During this time, the cold war was hitting its peak, if not at its peak already, and hippies, for many older folk like Rick, were as anti-western as you could get.
In eyes of the preceding generation, they were no better than communists. They eschewed the occidental ideals of working hard, contributing to society, and making something of themselves. They were anti-establishment, circumspect of the negative effects of consumerism, but blind to the positives of capitalism. In short, they were anti-American, and given that Rick Dalton and the older generation fought for American ideals, Rick saw them as stepping on their sacrifices. In the film, they're freeloaders. Their only visible line of work is providing sightseeing on horseback for tourists, hardly a job that requires much effort. They were against working hard which, at the time, was seen as an integral part of American culture. I reckon a large part of why Americans work more on average than any other nation is because of these instilled beliefs.

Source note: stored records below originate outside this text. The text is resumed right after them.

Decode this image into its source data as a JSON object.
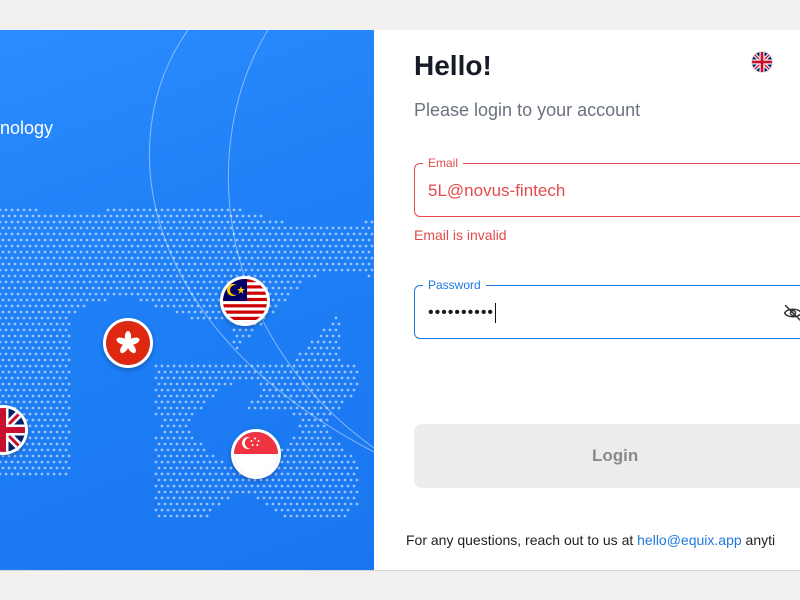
{
  "hero": {
    "tagline": "nology"
  },
  "flags": {
    "malaysia": "malaysia-flag-icon",
    "hong_kong": "hong-kong-flag-icon",
    "uk": "uk-flag-icon",
    "singapore": "singapore-flag-icon"
  },
  "login": {
    "title": "Hello!",
    "subtitle": "Please login to your account",
    "language_icon": "uk-flag-icon",
    "email": {
      "label": "Email",
      "value": "5L@novus-fintech",
      "error": "Email is invalid"
    },
    "password": {
      "label": "Password",
      "value": "••••••••••",
      "toggle_icon": "eye-off-icon"
    },
    "button_label": "Login"
  },
  "footer": {
    "text_before": "For any questions, reach out to us at ",
    "email": "hello@equix.app",
    "text_after": " anyti"
  },
  "colors": {
    "brand_blue": "#1f7ae0",
    "error_red": "#e34b4b",
    "hero_blue": "#1e7ff6",
    "button_disabled": "#ececec"
  }
}
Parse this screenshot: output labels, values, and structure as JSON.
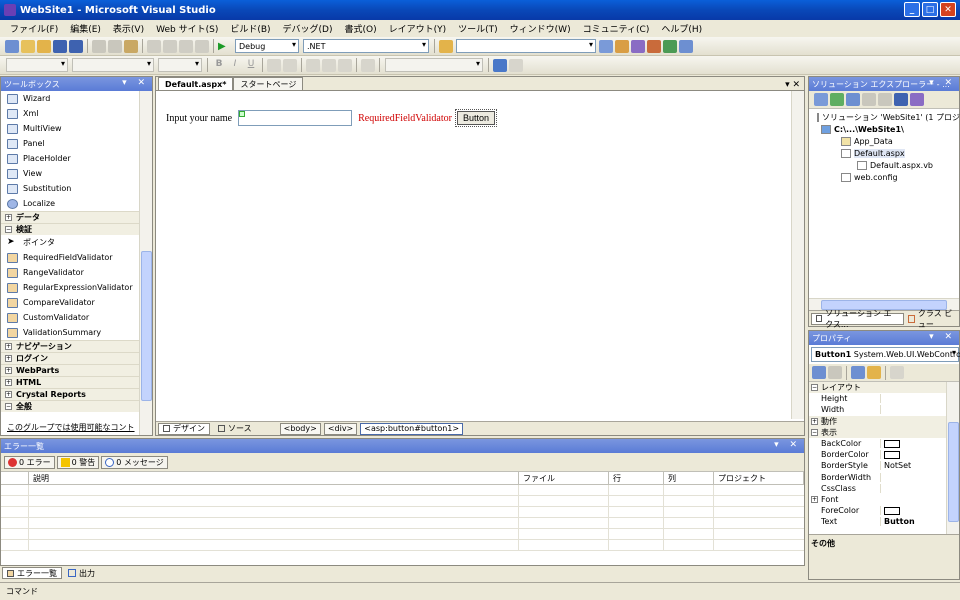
{
  "window": {
    "title": "WebSite1 - Microsoft Visual Studio"
  },
  "menu": [
    "ファイル(F)",
    "編集(E)",
    "表示(V)",
    "Web サイト(S)",
    "ビルド(B)",
    "デバッグ(D)",
    "書式(O)",
    "レイアウト(Y)",
    "ツール(T)",
    "ウィンドウ(W)",
    "コミュニティ(C)",
    "ヘルプ(H)"
  ],
  "toolbar": {
    "config": "Debug",
    "platform": ".NET",
    "bold": "B",
    "italic": "I",
    "underline": "U"
  },
  "toolbox": {
    "title": "ツールボックス",
    "items": [
      "Wizard",
      "Xml",
      "MultiView",
      "Panel",
      "PlaceHolder",
      "View",
      "Substitution",
      "Localize"
    ],
    "cat_data": "データ",
    "cat_validation": "検証",
    "validation_items": [
      "ポインタ",
      "RequiredFieldValidator",
      "RangeValidator",
      "RegularExpressionValidator",
      "CompareValidator",
      "CustomValidator",
      "ValidationSummary"
    ],
    "cats_after": [
      "ナビゲーション",
      "ログイン",
      "WebParts",
      "HTML",
      "Crystal Reports",
      "全般"
    ],
    "footer": "このグループでは使用可能なコント"
  },
  "editor": {
    "tab_active": "Default.aspx*",
    "tab_other": "スタートページ",
    "label": "Input your name",
    "validator": "RequiredFieldValidator",
    "button": "Button",
    "design_tab": "デザイン",
    "source_tab": "ソース",
    "crumbs": [
      "<body>",
      "<div>",
      "<asp:button#button1>"
    ]
  },
  "errors": {
    "title": "エラー一覧",
    "btn_errors": "0 エラー",
    "btn_warnings": "0 警告",
    "btn_messages": "0 メッセージ",
    "cols": [
      "説明",
      "ファイル",
      "行",
      "列",
      "プロジェクト"
    ],
    "tab_errors": "エラー一覧",
    "tab_output": "出力"
  },
  "solution": {
    "title": "ソリューション エクスプローラー - ...",
    "items": [
      "ソリューション 'WebSite1' (1 プロジェ",
      "C:\\...\\WebSite1\\",
      "App_Data",
      "Default.aspx",
      "Default.aspx.vb",
      "web.config"
    ],
    "tab_sol": "ソリューション エクス...",
    "tab_class": "クラス ビュー"
  },
  "properties": {
    "title": "プロパティ",
    "object": "Button1",
    "object_type": "System.Web.UI.WebContro",
    "cat_layout": "レイアウト",
    "cat_behavior": "動作",
    "cat_appearance": "表示",
    "rows_layout": [
      {
        "k": "Height",
        "v": ""
      },
      {
        "k": "Width",
        "v": ""
      }
    ],
    "rows_appearance": [
      {
        "k": "BackColor",
        "v": ""
      },
      {
        "k": "BorderColor",
        "v": ""
      },
      {
        "k": "BorderStyle",
        "v": "NotSet"
      },
      {
        "k": "BorderWidth",
        "v": ""
      },
      {
        "k": "CssClass",
        "v": ""
      }
    ],
    "font": "Font",
    "rows_after": [
      {
        "k": "ForeColor",
        "v": ""
      },
      {
        "k": "Text",
        "v": "Button"
      }
    ],
    "footer": "その他"
  },
  "status": {
    "command": "コマンド"
  }
}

The hippies, in some respects, were akin to the millennials, in the sense that they were too young to have served in either the Korean and Vietnamese war or in the Gulf and Iraqi/Afghan war. Although millennials don't have a subculture, they're colloquially and disparaging referred to as such. They were idealistic, and as with many ideals, what looks good on paper more often than not resembles what Tarantino depicted in the film, disarray.